(Stored items from a collection)
——
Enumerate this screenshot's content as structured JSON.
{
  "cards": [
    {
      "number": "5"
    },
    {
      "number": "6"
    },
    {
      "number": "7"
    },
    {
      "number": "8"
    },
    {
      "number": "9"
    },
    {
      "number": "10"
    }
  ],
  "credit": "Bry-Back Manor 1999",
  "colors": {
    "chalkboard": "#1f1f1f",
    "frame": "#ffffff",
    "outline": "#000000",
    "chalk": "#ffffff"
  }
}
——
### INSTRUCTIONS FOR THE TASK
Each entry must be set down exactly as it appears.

### FINISHED TASK
Enumerate this screenshot's content as structured JSON.
{
  "cards": [
    {
      "number": "5"
    },
    {
      "number": "6"
    },
    {
      "number": "7"
    },
    {
      "number": "8"
    },
    {
      "number": "9"
    },
    {
      "number": "10"
    }
  ],
  "credit": "Bry-Back Manor 1999",
  "colors": {
    "chalkboard": "#1f1f1f",
    "frame": "#ffffff",
    "outline": "#000000",
    "chalk": "#ffffff"
  }
}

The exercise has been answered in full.